The Handyguys received the following question from Larry, a listener of the show:
Hi, I have squirrels eating away at the lead pipe flashing (roof jack) that surround the PVC vent pipes that extend out of the roof and along some fascia boards. In searching for a solution, one person said they may be missing a mineral in their diet. Another said they chew to keep their teeth from growing to long.
- Any truth to these?
- Any idea why they eat lead pipe flashing (roof jack)?
- How can I stop them permanently from eating the lead pipe flashing (roof jack) and fascia boards?
- How can I repair the lead pipe flashing (roof jack) with buying entirely new pipe flashing and lifting shingles?
Larry – We aren’t completely sure why the squirrels are trying to get into your house.
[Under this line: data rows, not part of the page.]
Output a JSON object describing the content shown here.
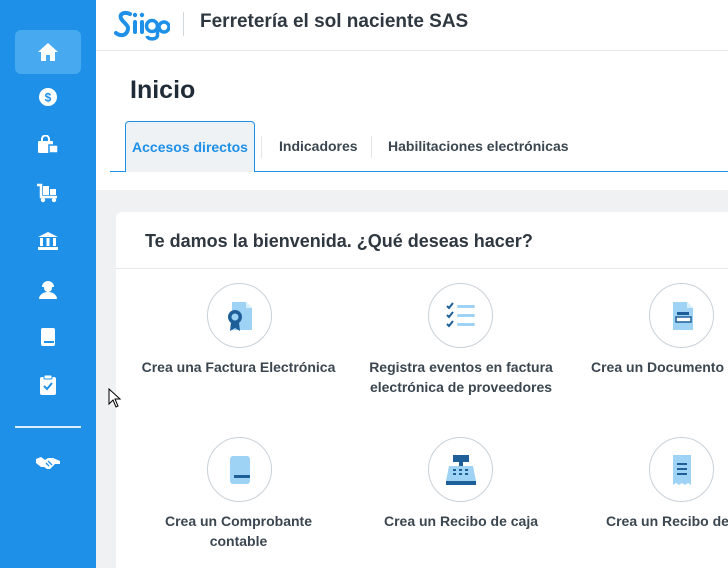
{
  "sidebar": {
    "items": [
      {
        "icon": "home-icon",
        "active": true
      },
      {
        "icon": "dollar-coin-icon"
      },
      {
        "icon": "shopping-bag-icon"
      },
      {
        "icon": "cart-icon"
      },
      {
        "icon": "bank-icon"
      },
      {
        "icon": "user-icon"
      },
      {
        "icon": "book-icon"
      },
      {
        "icon": "clipboard-check-icon"
      },
      {
        "icon": "handshake-icon"
      }
    ]
  },
  "header": {
    "logo_text": "Siigo",
    "company_name": "Ferretería el sol naciente SAS"
  },
  "page": {
    "title": "Inicio"
  },
  "tabs": [
    {
      "label": "Accesos directos",
      "active": true
    },
    {
      "label": "Indicadores"
    },
    {
      "label": "Habilitaciones electrónicas"
    }
  ],
  "welcome": {
    "title": "Te damos la bienvenida. ¿Qué deseas hacer?",
    "actions": [
      {
        "line1": "Crea una Factura Electrónica",
        "line2": "",
        "icon": "invoice-ribbon-icon"
      },
      {
        "line1": "Registra eventos en factura",
        "line2": "electrónica de proveedores",
        "icon": "checklist-icon"
      },
      {
        "line1": "Crea un Documento s",
        "line2": "",
        "icon": "document-icon"
      },
      {
        "line1": "Crea un Comprobante",
        "line2": "contable",
        "icon": "ledger-book-icon"
      },
      {
        "line1": "Crea un Recibo de caja",
        "line2": "",
        "icon": "cash-register-icon"
      },
      {
        "line1": "Crea un Recibo de p",
        "line2": "",
        "icon": "receipt-icon"
      }
    ]
  },
  "colors": {
    "brand_blue": "#1e90e8",
    "sidebar_active": "#47a9f0",
    "content_bg": "#eff1f3",
    "icon_light_blue": "#9fd3f5"
  }
}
Brian’s guess is they want to come in out of the cold. Regardless, you don’t want the squirrels destroying your house. We suggest you begin an aggressive relocation program. You can get a trap and easily relocate the squirrels. Check out this one from Havahart.
As for repair, you should just replace the boot on the pipe vent through your roof. You can use Bondo for the fascia. We discuss some other options in the podcast. Make sure you give it a listen.
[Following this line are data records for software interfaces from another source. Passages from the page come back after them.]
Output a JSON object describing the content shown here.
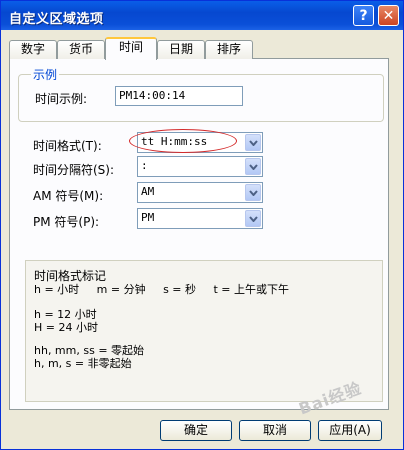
{
  "window": {
    "title": "自定义区域选项",
    "help": "?",
    "close": "✕"
  },
  "tabs": [
    {
      "label": "数字"
    },
    {
      "label": "货币"
    },
    {
      "label": "时间"
    },
    {
      "label": "日期"
    },
    {
      "label": "排序"
    }
  ],
  "example": {
    "legend": "示例",
    "label": "时间示例:",
    "value": "PM14:00:14"
  },
  "fields": {
    "time_format": {
      "label": "时间格式(T):",
      "value": "tt H:mm:ss"
    },
    "separator": {
      "label": "时间分隔符(S):",
      "value": ":"
    },
    "am": {
      "label": "AM 符号(M):",
      "value": "AM"
    },
    "pm": {
      "label": "PM 符号(P):",
      "value": "PM"
    }
  },
  "notation": {
    "title": "时间格式标记",
    "line1": "h = 小时     m = 分钟     s = 秒     t = 上午或下午",
    "line2": "h = 12 小时",
    "line3": "H = 24 小时",
    "line4": "hh, mm, ss = 零起始",
    "line5": "h, m, s = 非零起始"
  },
  "buttons": {
    "ok": "确定",
    "cancel": "取消",
    "apply": "应用(A)"
  },
  "watermark": "Bai经验",
  "colors": {
    "titlebar": "#0a5ee8",
    "highlight_ring": "#d42a2a",
    "active_tab_accent": "#ffc73c"
  }
}
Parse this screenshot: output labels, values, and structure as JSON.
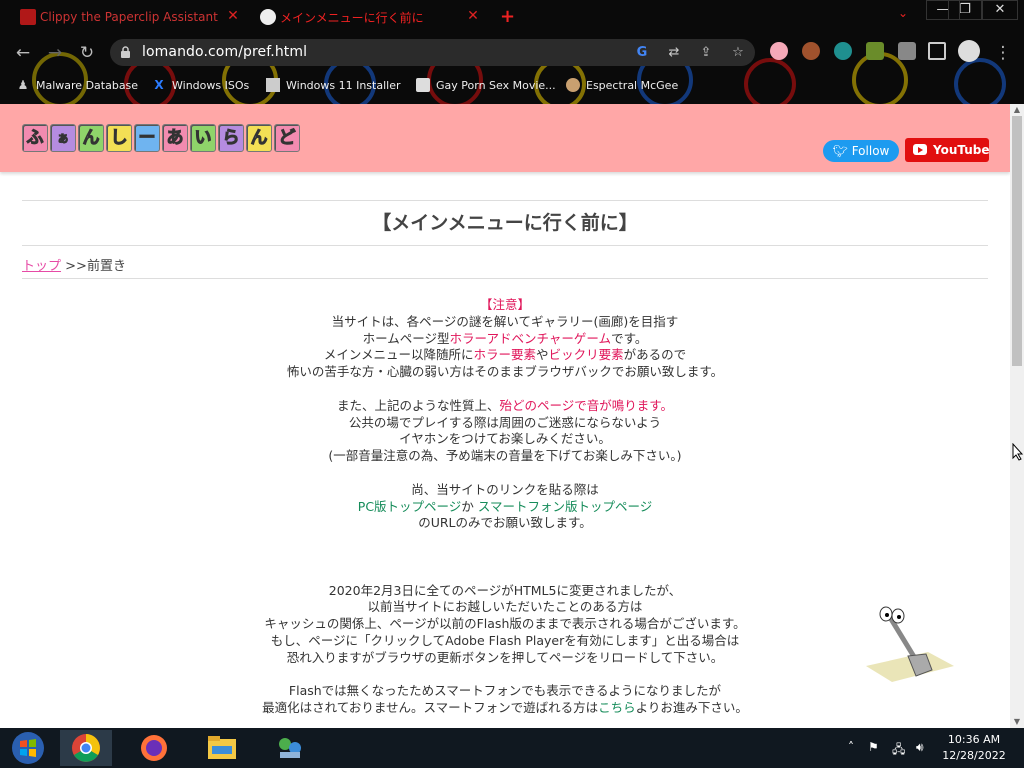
{
  "browser": {
    "tabs": [
      {
        "title": "Clippy the Paperclip Assistant - Pr",
        "close": "✕"
      },
      {
        "title": "メインメニューに行く前に",
        "close": "✕"
      }
    ],
    "new_tab": "+",
    "window_controls": {
      "minimize": "—",
      "restore": "❐",
      "close": "✕"
    },
    "url": "lomando.com/pref.html",
    "bookmarks": [
      {
        "label": "Malware Database",
        "icon": "person-silhouette-icon"
      },
      {
        "label": "Windows ISOs",
        "icon": "x-icon"
      },
      {
        "label": "Windows 11 Installer",
        "icon": "image-icon"
      },
      {
        "label": "Gay Porn Sex Movie...",
        "icon": "site-icon"
      },
      {
        "label": "Espectral McGee",
        "icon": "avatar-icon"
      }
    ]
  },
  "site": {
    "follow_label": "Follow",
    "youtube_label": "YouTube",
    "logo_chars": [
      "ふ",
      "ぁ",
      "ん",
      "し",
      "ー",
      "あ",
      "い",
      "ら",
      "ん",
      "ど"
    ],
    "page_title": "【メインメニューに行く前に】",
    "breadcrumb": {
      "home": "トップ",
      "sep": " >>",
      "current": "前置き"
    },
    "notice": {
      "head_open": "【",
      "head": "注意",
      "head_close": "】",
      "l1": "当サイトは、各ページの謎を解いてギャラリー(画廊)を目指す",
      "l2a": "ホームページ型",
      "l2b": "ホラーアドベンチャーゲーム",
      "l2c": "です。",
      "l3a": "メインメニュー以降随所に",
      "l3b": "ホラー要素",
      "l3c": "や",
      "l3d": "ビックリ要素",
      "l3e": "があるので",
      "l4": "怖いの苦手な方・心臓の弱い方はそのままブラウザバックでお願い致します。",
      "l5a": "また、上記のような性質上、",
      "l5b": "殆どのページで音が鳴ります。",
      "l6": "公共の場でプレイする際は周囲のご迷惑にならないよう",
      "l7": "イヤホンをつけてお楽しみください。",
      "l8": "(一部音量注意の為、予め端末の音量を下げてお楽しみ下さい。)",
      "l9": "尚、当サイトのリンクを貼る際は",
      "l10a": "PC版トップページ",
      "l10b": "か",
      "l10c": "スマートフォン版トップページ",
      "l11": "のURLのみでお願い致します。",
      "l12": "2020年2月3日に全てのページがHTML5に変更されましたが、",
      "l13": "以前当サイトにお越しいただいたことのある方は",
      "l14": "キャッシュの関係上、ページが以前のFlash版のままで表示される場合がございます。",
      "l15": "もし、ページに「クリックしてAdobe Flash Playerを有効にします」と出る場合は",
      "l16": "恐れ入りますがブラウザの更新ボタンを押してページをリロードして下さい。",
      "l17": "Flashでは無くなったためスマートフォンでも表示できるようになりましたが",
      "l18a": "最適化はされておりません。スマートフォンで遊ばれる方は",
      "l18b": "こちら",
      "l18c": "よりお進み下さい。"
    }
  },
  "taskbar": {
    "time": "10:36 AM",
    "date": "12/28/2022",
    "apps": [
      "start-button",
      "chrome-icon",
      "firefox-icon",
      "file-explorer-icon",
      "network-app-icon"
    ]
  },
  "colors": {
    "header_pink": "#ffa7a7",
    "accent_red": "#e0165a",
    "link_green": "#168c5a",
    "crumb_pink": "#e64aa5"
  }
}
Carpet for your basement
The Handyguys then take a question from Eric about carpet for his basement:
First, off just wanted to say great site and great information.
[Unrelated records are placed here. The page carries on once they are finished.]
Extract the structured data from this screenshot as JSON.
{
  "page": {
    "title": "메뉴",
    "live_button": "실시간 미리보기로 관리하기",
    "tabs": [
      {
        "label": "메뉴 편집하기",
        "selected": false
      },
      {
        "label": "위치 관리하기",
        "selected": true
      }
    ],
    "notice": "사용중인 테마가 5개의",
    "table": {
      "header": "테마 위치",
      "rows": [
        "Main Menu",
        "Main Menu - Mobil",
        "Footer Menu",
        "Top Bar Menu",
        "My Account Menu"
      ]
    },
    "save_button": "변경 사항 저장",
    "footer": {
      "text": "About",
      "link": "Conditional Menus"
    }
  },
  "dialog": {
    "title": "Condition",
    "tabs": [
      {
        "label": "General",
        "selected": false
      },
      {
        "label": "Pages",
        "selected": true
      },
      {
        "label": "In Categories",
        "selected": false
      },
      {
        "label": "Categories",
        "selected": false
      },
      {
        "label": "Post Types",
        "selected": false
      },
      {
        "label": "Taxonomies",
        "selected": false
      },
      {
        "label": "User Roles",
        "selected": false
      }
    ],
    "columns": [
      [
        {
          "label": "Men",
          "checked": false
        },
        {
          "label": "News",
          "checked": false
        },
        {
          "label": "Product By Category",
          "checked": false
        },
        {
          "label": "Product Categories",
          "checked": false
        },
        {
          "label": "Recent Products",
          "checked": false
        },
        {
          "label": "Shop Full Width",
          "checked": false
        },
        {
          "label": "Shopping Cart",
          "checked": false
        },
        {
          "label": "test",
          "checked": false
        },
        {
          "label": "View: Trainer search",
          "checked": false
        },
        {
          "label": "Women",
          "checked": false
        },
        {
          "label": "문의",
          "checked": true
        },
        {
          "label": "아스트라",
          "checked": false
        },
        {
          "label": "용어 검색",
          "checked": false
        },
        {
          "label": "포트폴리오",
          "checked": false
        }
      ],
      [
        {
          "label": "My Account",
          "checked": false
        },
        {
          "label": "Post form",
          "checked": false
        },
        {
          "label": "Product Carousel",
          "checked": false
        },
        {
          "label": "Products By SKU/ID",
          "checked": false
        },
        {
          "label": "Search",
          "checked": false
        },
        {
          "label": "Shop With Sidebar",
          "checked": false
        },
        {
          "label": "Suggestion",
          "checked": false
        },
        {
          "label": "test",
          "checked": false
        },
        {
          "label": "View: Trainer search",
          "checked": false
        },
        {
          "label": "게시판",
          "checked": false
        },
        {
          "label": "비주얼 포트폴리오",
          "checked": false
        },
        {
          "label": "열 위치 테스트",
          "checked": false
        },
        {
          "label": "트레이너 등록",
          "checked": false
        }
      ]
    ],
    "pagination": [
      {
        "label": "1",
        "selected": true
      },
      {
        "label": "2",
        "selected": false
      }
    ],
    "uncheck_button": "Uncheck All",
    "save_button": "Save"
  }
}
Here is my situation. Carpet and the basement. My wife and I are nearly done with our basement and ready to pick out and put in some nice carpet. But we have no idea how to buy carpet or what sort of padding is best to put under the carpet. Our basement is a solid poured concrete floor and walls. We have no water or any moisture to really mention a small dehumidifier runs occasionally and the basement seems dry.
We have 3 young kids and one big dog and would like a carpet and padding that would be able to hold up.
The Handyguys discuss some different carpet options. Both Brian & Paul are in agreement that a decent pad that is not absorbent is a must. Also, you may want to consider commercial carpet as well.
What are you doing lately?
We wrap up the show with a discussion about some cabinets that are pulling off the wall because they are overloaded. These are a decent brand of cabinets. Brian was able to add some screws into the soffit to hold them until the cabinets are repaired.
5 thoughts on “Eliminating Squirrels And Basement Carpet”
Try the product SquirrelGard for your led jack problem. You can put it on new roof systems, so the squirrels never eat your led jacks or you can put in on after the squirrels have eaten it. Have it on my house.
Jennifer – Thanks for the info.
Even though you don’t see moisture in your basement be sure you put padding down that is especially designed for basements as well as a good carpet that will last for a long time. I found so great help at http://www.smartcarpetoceannj.com and I love my basement carpet.
To those who are putting carpet down in their basements: I would recommend verifying the integrity of the foundation before the new carpet is placed. Any cracks should be investigated and sealed even if there are no apparent moisture problems yet. If cracks do become serious, the new carpet will probably be ruined, so it is best to address this early.
Trapping and relocating any wild animal that is causing problems is not the solution. You have to remove the attraction and/or change their behavior or you will be continuously dealing with the same problems. Many times the reason animals come into a structure is to nest which means there are babies in there and you have trapped the mother and left the babies to slowly die or put the burden on a local wildlife rehabilitator. Also, relocated animals (especially ones that have grown up in the urban area that they are trapped in) that are dumped in the woods, find themselves in unfamiliar surroundings and many times have a lower rate of survival. You need to work with a professional that knows what they are doing with regards to wildlife and understands the different species behavior…. deterrents and exclusions work much better 95% of the time…. NOT trapping.